David- You're assuming the individual product line for Regence hasn't historically operated in a loss, which is incorrect. Revenue from the lost OEBB and fully insured PEBB accounts supported less profitable business lines. In fact, the cross-subsidization across product lines has been a grave area of concern inside Regence for many, many years.

I am tired of paying higher premiums, seeing my coverage lowered and my deductible increased with our Regence individual plan. Both my wife and I work at companies too small for group insurance and we are seriously considering taking the whole family off insurance. It's that or starvation!!!!! Utterly unacceptable: See related news

Regence is at it again! I certainly intend to attend the hearing, I want to see who attends form all sides and how and why Regence "must" again increase their rates....follow the $$. It goes to the 16th floor, here in PDX. What was once (over 50 years ago) a novel idea of "health insurance" via collecting premiums to provide preventative and necessary health care, has become a commodity. Health Care benefit dollars primarily do not go directly toward health care, they go for the administration of health care. Everybody knows that, & that is a failed system for spreading dollars among risk. Regence is a failed and practically malfeasor when it comes to risk management. They are interested in protecting their "corporate"/executive risk (look at the entire TRG Corporate structure throughout the four states), not in creating a working, breathing, healthy system for assuring and insuring healthy communities aka real people. I know of a 24 year old Grad. student who applied for an individual plan, she is perfectlyhealthy & has always enjoyed excellent care when/if she required it. She was DENIED an individual plan because she had: allergies (specifically to pollen). I think we can all afford the risk of insuring her, but no, Regence would rather reap a larger benefit by forcing her into the already over-priced OMIP, which they of course has somehow managed to control as administrators. RIDICULOUS!!! Time for Mark Ganz to re-think what it means to BE an "insurance" company executive. Redefine the mission to a comprehensive end for the community or he & others will lose their silk socks in the very near future (they are already wearing thin)!

I am a bit confused, TRG is required to provide their proposed rate increase, your article (& perhaps I am simply misinterpreting it) seems to imply they have not yet made their outline available to the public?
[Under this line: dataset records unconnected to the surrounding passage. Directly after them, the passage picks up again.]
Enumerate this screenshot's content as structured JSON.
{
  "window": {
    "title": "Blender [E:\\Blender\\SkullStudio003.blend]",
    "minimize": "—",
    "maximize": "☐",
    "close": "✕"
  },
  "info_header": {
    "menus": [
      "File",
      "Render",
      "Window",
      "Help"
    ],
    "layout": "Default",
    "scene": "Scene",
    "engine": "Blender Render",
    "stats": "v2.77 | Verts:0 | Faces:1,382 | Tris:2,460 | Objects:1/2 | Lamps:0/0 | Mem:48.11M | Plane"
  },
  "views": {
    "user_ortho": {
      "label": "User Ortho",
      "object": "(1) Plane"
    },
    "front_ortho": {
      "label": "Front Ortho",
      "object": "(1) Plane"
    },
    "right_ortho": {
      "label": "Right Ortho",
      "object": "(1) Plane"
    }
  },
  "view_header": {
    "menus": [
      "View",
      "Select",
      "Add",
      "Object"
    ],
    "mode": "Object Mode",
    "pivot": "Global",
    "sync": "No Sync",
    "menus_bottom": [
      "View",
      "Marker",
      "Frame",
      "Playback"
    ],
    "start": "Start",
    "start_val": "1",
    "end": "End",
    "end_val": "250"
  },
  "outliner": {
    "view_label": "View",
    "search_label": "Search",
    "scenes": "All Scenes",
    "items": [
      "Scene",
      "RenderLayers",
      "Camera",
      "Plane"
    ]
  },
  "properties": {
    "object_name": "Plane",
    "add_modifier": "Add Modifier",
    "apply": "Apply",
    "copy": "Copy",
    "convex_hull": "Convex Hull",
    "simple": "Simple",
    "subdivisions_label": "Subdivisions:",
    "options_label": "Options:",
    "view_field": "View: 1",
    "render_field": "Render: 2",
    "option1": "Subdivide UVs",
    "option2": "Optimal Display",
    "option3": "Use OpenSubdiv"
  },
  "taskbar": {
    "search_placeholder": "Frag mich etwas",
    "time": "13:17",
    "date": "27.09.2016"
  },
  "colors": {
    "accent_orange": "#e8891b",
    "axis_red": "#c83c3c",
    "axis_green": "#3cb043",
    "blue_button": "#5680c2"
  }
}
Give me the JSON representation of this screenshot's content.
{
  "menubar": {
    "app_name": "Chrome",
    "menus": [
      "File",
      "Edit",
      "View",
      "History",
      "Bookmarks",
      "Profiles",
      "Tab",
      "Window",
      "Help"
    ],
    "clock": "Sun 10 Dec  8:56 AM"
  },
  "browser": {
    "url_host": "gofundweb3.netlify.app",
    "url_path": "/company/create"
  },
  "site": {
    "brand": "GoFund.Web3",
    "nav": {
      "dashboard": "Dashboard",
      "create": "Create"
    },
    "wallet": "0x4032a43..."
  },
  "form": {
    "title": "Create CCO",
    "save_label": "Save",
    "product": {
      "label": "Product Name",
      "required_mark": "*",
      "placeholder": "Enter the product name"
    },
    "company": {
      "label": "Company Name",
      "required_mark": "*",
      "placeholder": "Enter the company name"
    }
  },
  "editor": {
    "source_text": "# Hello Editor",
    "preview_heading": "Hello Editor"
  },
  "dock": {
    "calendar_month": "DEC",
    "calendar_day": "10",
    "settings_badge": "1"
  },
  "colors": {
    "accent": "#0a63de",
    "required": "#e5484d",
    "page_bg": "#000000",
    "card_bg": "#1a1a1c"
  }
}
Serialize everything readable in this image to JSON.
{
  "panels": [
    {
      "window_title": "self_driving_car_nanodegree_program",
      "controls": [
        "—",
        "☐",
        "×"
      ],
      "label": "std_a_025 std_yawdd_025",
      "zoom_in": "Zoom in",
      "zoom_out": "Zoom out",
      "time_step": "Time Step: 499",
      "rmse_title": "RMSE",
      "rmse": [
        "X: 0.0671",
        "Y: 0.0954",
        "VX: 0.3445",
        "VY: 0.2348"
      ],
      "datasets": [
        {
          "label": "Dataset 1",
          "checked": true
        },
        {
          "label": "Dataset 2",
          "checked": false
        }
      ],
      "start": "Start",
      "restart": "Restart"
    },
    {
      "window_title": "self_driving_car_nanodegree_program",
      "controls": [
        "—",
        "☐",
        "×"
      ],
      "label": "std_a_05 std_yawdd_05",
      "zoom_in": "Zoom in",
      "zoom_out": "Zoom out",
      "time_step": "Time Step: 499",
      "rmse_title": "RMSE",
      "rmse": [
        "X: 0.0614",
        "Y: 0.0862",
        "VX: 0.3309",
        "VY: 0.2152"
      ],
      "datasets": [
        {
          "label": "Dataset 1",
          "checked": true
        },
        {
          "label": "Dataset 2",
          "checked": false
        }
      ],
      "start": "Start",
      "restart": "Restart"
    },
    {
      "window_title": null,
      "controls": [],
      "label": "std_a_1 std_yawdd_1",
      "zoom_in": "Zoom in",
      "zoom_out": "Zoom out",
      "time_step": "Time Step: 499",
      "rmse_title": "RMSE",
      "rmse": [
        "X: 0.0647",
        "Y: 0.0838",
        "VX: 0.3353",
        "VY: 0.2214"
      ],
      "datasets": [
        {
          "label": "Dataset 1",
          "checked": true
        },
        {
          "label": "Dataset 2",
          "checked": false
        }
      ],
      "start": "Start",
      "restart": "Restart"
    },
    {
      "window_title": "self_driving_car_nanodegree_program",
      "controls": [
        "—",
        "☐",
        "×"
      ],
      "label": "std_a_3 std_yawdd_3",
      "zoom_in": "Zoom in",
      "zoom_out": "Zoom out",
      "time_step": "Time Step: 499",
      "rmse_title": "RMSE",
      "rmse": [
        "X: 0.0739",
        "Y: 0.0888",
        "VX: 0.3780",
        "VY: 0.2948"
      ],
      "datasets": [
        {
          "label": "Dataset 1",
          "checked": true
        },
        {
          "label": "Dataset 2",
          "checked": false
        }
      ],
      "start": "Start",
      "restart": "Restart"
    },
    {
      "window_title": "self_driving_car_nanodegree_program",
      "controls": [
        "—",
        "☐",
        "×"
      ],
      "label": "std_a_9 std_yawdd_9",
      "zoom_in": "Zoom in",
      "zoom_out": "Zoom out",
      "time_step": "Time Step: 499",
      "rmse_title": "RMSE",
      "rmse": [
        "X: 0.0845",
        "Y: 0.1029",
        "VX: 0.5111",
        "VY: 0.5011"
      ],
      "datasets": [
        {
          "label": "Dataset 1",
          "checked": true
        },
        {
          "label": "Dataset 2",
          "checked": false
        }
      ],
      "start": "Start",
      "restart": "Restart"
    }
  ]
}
Can someone confirm this via a yes or not re the issue? Thank you! lmh

NOTE: The hearing was location was ganged 05/19/2011 to the following: PSU Campus (University Place, 310 SW Lincoln St.) One of the three rooms is Multnomah Falls Conf. Room, the state intends to have signage and people who can direct attendees to the Hearing. Save the date & time!! It is 06/02/20111 (Thursday) 4:30-7:00 p.m.//Lmhh